Aging and torn discs often go hand-in-hand, due to the changes that can occur as a person grows older. Years of wear and tear can take its toll on the spine and elements of the neck and back can begin to deteriorate. All intervertebral discs experience a certain degree of degeneration, which can increase risk of the development of a torn disc.
Degenerative Changes in Intervertebral Discs
Between the ages of 30 and 50, a person’s intervertebral discs can begin to change. The cartilaginous exterior of a disc (the annulus fibrosus) can begin to weaken, which in turn provides less support to the bony structures in the neck and back (the vertebrae). The jelly-like center of a disc (the nucleus pulposus) can begin to lose water content, which makes the disc less flexible and also provides less support. A weakened annulus fibrosus is susceptible to cracking, which can allow the nucleus pulposus to seep out and enter into the spinal canal. When this occurs, a patient may experience severe pain, muscle weakness, spasms, and tingling if the herniated disc material comes into contact with a spinal nerve root or the spinal cord itself.

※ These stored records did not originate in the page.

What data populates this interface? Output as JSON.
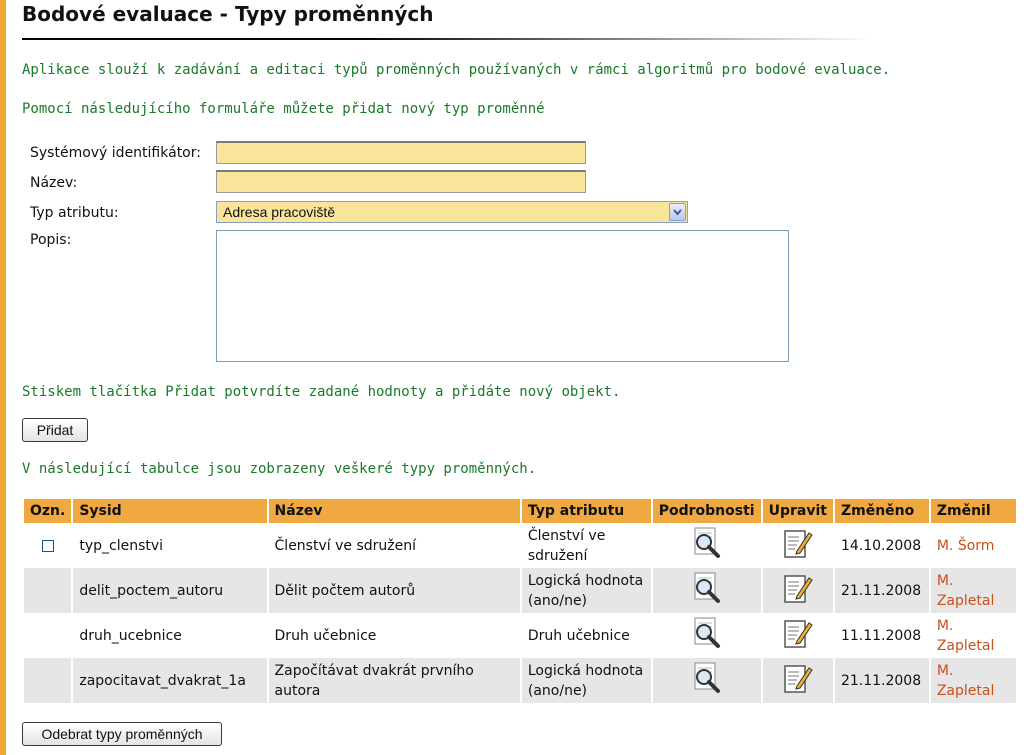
{
  "page": {
    "title": "Bodové evaluace - Typy proměnných",
    "intro": "Aplikace slouží k zadávání a editaci typů proměnných používaných v rámci algoritmů pro bodové evaluace.",
    "form_intro": "Pomocí následujícího formuláře můžete přidat nový typ proměnné",
    "submit_hint": "Stiskem tlačítka Přidat potvrdíte zadané hodnoty a přidáte nový objekt.",
    "table_intro": "V následující tabulce jsou zobrazeny veškeré typy proměnných."
  },
  "form": {
    "sysid_label": "Systémový identifikátor:",
    "sysid_value": "",
    "name_label": "Název:",
    "name_value": "",
    "type_label": "Typ atributu:",
    "type_selected": "Adresa pracoviště",
    "desc_label": "Popis:",
    "desc_value": "",
    "add_button": "Přidat"
  },
  "table": {
    "headers": [
      "Ozn.",
      "Sysid",
      "Název",
      "Typ atributu",
      "Podrobnosti",
      "Upravit",
      "Změněno",
      "Změnil"
    ],
    "rows": [
      {
        "sysid": "typ_clenstvi",
        "name": "Členství ve sdružení",
        "type": "Členství ve sdružení",
        "changed": "14.10.2008",
        "user": "M. Šorm",
        "has_checkbox": true
      },
      {
        "sysid": "delit_poctem_autoru",
        "name": "Dělit počtem autorů",
        "type": "Logická hodnota (ano/ne)",
        "changed": "21.11.2008",
        "user": "M. Zapletal",
        "has_checkbox": false
      },
      {
        "sysid": "druh_ucebnice",
        "name": "Druh učebnice",
        "type": "Druh učebnice",
        "changed": "11.11.2008",
        "user": "M. Zapletal",
        "has_checkbox": false
      },
      {
        "sysid": "zapocitavat_dvakrat_1a",
        "name": "Započítávat dvakrát prvního autora",
        "type": "Logická hodnota (ano/ne)",
        "changed": "21.11.2008",
        "user": "M. Zapletal",
        "has_checkbox": false
      }
    ],
    "remove_button": "Odebrat typy proměnných"
  },
  "icons": {
    "details": "magnifier-icon",
    "edit": "edit-document-icon"
  },
  "colors": {
    "accent": "#f0a840",
    "text_green": "#1a7a2a",
    "input_bg": "#f9e59a",
    "user_link": "#c8501c"
  }
}
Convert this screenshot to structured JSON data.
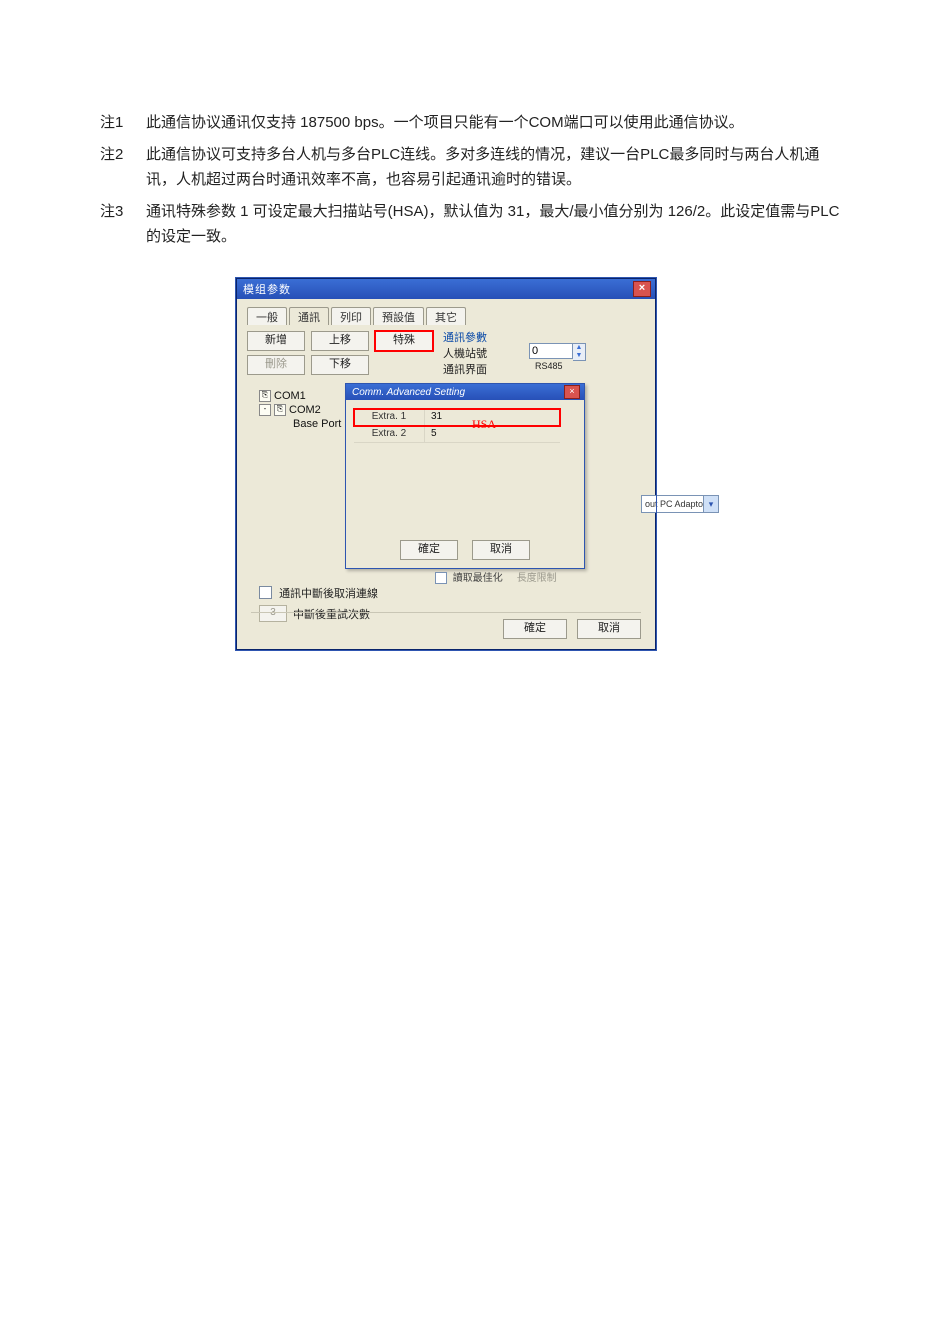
{
  "notes": [
    {
      "label": "注1",
      "text": "此通信协议通讯仅支持 187500 bps。一个项目只能有一个COM端口可以使用此通信协议。"
    },
    {
      "label": "注2",
      "text": "此通信协议可支持多台人机与多台PLC连线。多对多连线的情况，建议一台PLC最多同时与两台人机通讯，人机超过两台时通讯效率不高，也容易引起通讯逾时的错误。"
    },
    {
      "label": "注3",
      "text": "通讯特殊参数 1 可设定最大扫描站号(HSA)，默认值为 31，最大/最小值分别为 126/2。此设定值需与PLC的设定一致。"
    }
  ],
  "dialog": {
    "title": "模组参数",
    "closeGlyph": "×",
    "tabs": [
      "一般",
      "通訊",
      "列印",
      "預設值",
      "其它"
    ],
    "activeTabIndex": 1,
    "buttons": {
      "add": "新增",
      "up": "上移",
      "special": "特殊",
      "delete": "刪除",
      "down": "下移"
    },
    "params": {
      "groupLabel": "通訊參數",
      "hmiStationLabel": "人機站號",
      "hmiStationValue": "0",
      "interfaceLabel": "通訊界面",
      "interfaceValue": "RS485"
    },
    "tree": {
      "com1": "COM1",
      "com2": "COM2",
      "basePort": "Base Port"
    },
    "inner": {
      "title": "Comm. Advanced Setting",
      "rows": [
        {
          "label": "Extra. 1",
          "value": "31"
        },
        {
          "label": "Extra. 2",
          "value": "5"
        }
      ],
      "hsa": "HSA",
      "ok": "確定",
      "cancel": "取消"
    },
    "peekDropdown": "out PC Adaptor)",
    "belowInnerChecks": {
      "left": "讀取最佳化",
      "right": "長度限制"
    },
    "lowerLeft": {
      "disconnectLabel": "通訊中斷後取消連線",
      "retryCount": "3",
      "retryLabel": "中斷後重試次數"
    },
    "footer": {
      "ok": "確定",
      "cancel": "取消"
    }
  }
}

Treatments for Torn Discs
A number of treatment options are available for torn discs, including the following:
- Pain medications
- Hot and/or cold therapy
- Physical therapy
- Behavior modification
- Nutritional supplements
If these conservative and alternative treatments fail to provide relief, a physician or back specialist may recommend surgery. Many individuals may be hesitant about open back surgery and its lengthy recovery. If this sounds like your situation, we invite you to learn more about the minimally invasive, outpatient procedures performed at Laser Spine Institute. Contact us to find out more about our safe and effective procedures, and to receive a free MRI or CT scan review.